*Dataset rows describing interfaces:*
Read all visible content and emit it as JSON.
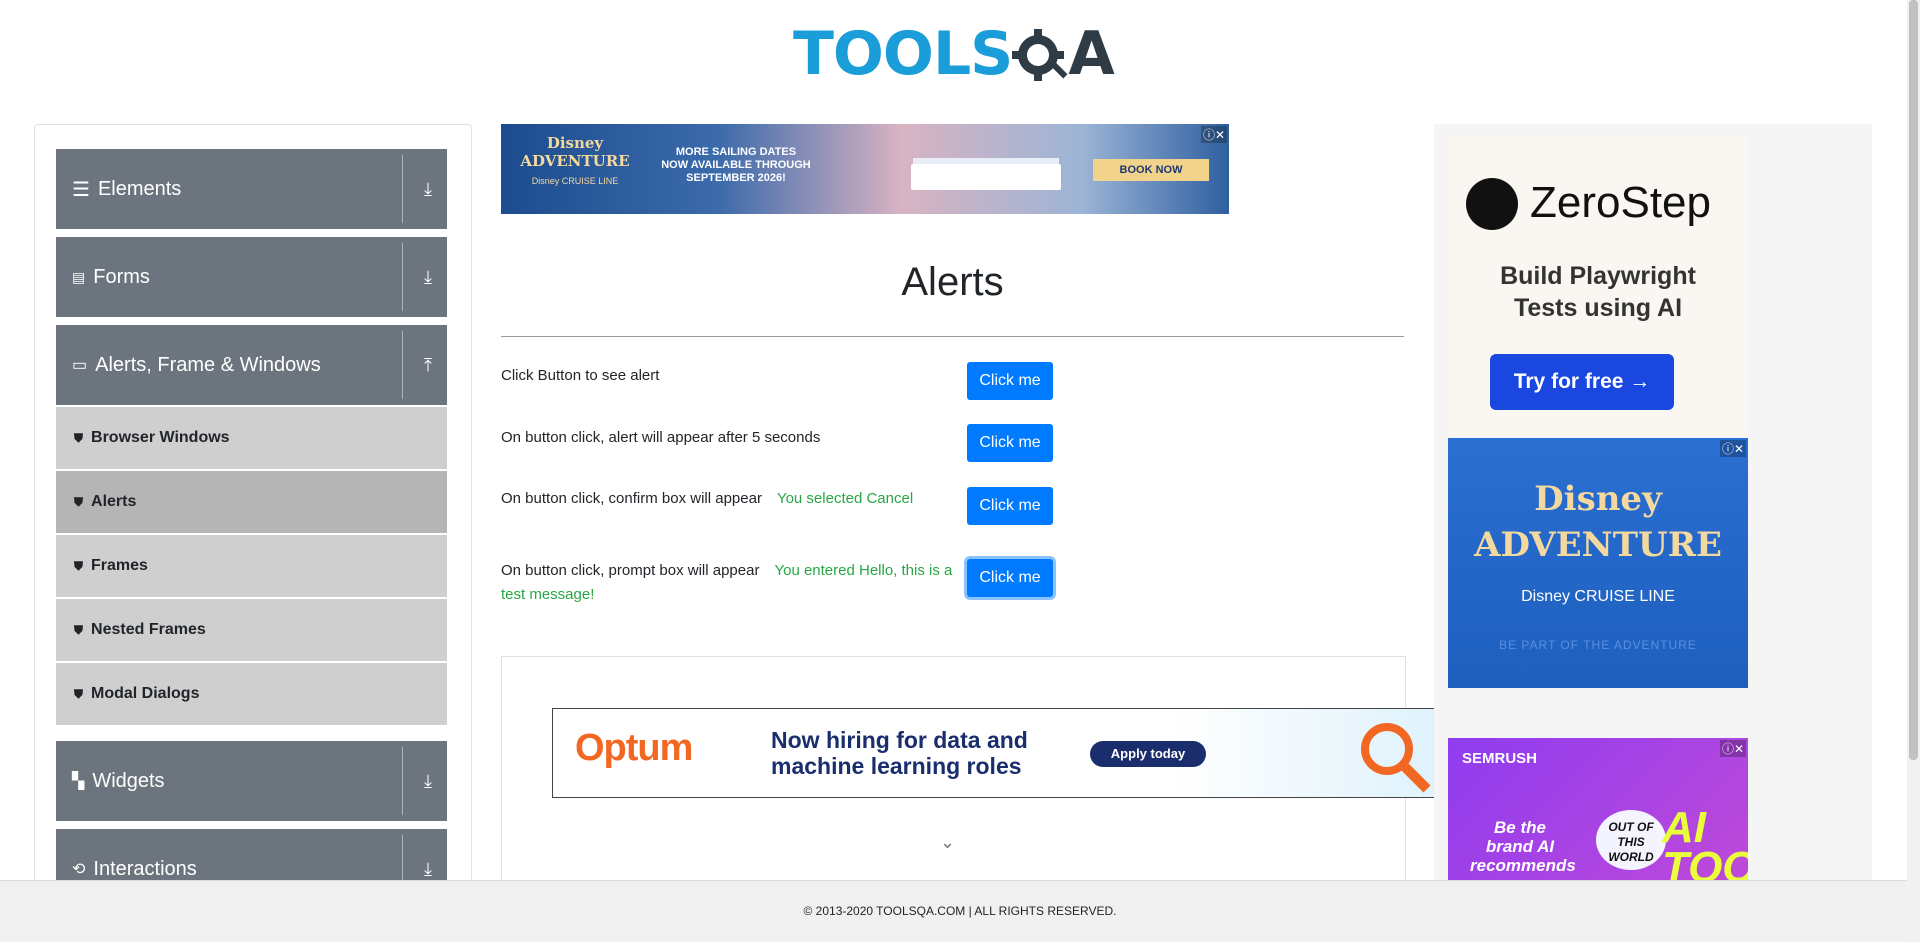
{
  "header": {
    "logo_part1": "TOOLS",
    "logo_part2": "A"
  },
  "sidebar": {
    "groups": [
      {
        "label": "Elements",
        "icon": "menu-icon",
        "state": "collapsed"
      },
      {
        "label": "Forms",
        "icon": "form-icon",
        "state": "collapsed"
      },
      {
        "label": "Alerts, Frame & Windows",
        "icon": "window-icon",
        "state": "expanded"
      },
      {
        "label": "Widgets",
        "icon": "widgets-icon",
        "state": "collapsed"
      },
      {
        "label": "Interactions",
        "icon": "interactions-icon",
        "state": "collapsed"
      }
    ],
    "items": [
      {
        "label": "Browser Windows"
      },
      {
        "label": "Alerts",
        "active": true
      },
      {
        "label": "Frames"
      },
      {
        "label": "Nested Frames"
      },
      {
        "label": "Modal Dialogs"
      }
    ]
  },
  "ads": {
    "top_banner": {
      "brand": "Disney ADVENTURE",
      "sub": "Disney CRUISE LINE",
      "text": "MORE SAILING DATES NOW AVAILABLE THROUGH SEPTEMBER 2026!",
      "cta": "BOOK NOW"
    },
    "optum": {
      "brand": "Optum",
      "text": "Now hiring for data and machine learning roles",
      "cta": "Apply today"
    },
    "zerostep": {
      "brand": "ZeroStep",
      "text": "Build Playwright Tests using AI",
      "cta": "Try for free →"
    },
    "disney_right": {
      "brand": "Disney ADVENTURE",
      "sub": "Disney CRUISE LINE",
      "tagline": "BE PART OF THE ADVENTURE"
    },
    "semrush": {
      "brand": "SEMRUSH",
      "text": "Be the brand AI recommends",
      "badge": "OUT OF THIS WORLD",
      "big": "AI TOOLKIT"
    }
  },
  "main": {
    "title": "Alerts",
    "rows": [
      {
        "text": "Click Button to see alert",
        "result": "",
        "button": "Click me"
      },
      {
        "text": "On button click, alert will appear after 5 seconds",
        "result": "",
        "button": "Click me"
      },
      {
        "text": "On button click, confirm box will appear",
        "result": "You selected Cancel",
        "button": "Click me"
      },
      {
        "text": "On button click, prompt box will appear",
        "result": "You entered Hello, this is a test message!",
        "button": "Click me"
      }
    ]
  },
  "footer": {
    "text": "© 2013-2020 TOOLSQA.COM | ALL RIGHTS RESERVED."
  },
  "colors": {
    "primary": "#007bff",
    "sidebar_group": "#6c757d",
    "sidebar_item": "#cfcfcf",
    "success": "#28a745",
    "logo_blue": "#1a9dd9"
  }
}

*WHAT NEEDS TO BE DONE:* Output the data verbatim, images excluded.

*SOLVED EXERCISE:*
Read all visible content and emit it as JSON.
{
  "header": {
    "logo_part1": "TOOLS",
    "logo_part2": "A"
  },
  "sidebar": {
    "groups": [
      {
        "label": "Elements",
        "icon": "menu-icon",
        "state": "collapsed"
      },
      {
        "label": "Forms",
        "icon": "form-icon",
        "state": "collapsed"
      },
      {
        "label": "Alerts, Frame & Windows",
        "icon": "window-icon",
        "state": "expanded"
      },
      {
        "label": "Widgets",
        "icon": "widgets-icon",
        "state": "collapsed"
      },
      {
        "label": "Interactions",
        "icon": "interactions-icon",
        "state": "collapsed"
      }
    ],
    "items": [
      {
        "label": "Browser Windows"
      },
      {
        "label": "Alerts",
        "active": true
      },
      {
        "label": "Frames"
      },
      {
        "label": "Nested Frames"
      },
      {
        "label": "Modal Dialogs"
      }
    ]
  },
  "ads": {
    "top_banner": {
      "brand": "Disney ADVENTURE",
      "sub": "Disney CRUISE LINE",
      "text": "MORE SAILING DATES NOW AVAILABLE THROUGH SEPTEMBER 2026!",
      "cta": "BOOK NOW"
    },
    "optum": {
      "brand": "Optum",
      "text": "Now hiring for data and machine learning roles",
      "cta": "Apply today"
    },
    "zerostep": {
      "brand": "ZeroStep",
      "text": "Build Playwright Tests using AI",
      "cta": "Try for free →"
    },
    "disney_right": {
      "brand": "Disney ADVENTURE",
      "sub": "Disney CRUISE LINE",
      "tagline": "BE PART OF THE ADVENTURE"
    },
    "semrush": {
      "brand": "SEMRUSH",
      "text": "Be the brand AI recommends",
      "badge": "OUT OF THIS WORLD",
      "big": "AI TOOLKIT"
    }
  },
  "main": {
    "title": "Alerts",
    "rows": [
      {
        "text": "Click Button to see alert",
        "result": "",
        "button": "Click me"
      },
      {
        "text": "On button click, alert will appear after 5 seconds",
        "result": "",
        "button": "Click me"
      },
      {
        "text": "On button click, confirm box will appear",
        "result": "You selected Cancel",
        "button": "Click me"
      },
      {
        "text": "On button click, prompt box will appear",
        "result": "You entered Hello, this is a test message!",
        "button": "Click me"
      }
    ]
  },
  "footer": {
    "text": "© 2013-2020 TOOLSQA.COM | ALL RIGHTS RESERVED."
  },
  "colors": {
    "primary": "#007bff",
    "sidebar_group": "#6c757d",
    "sidebar_item": "#cfcfcf",
    "success": "#28a745",
    "logo_blue": "#1a9dd9"
  }
}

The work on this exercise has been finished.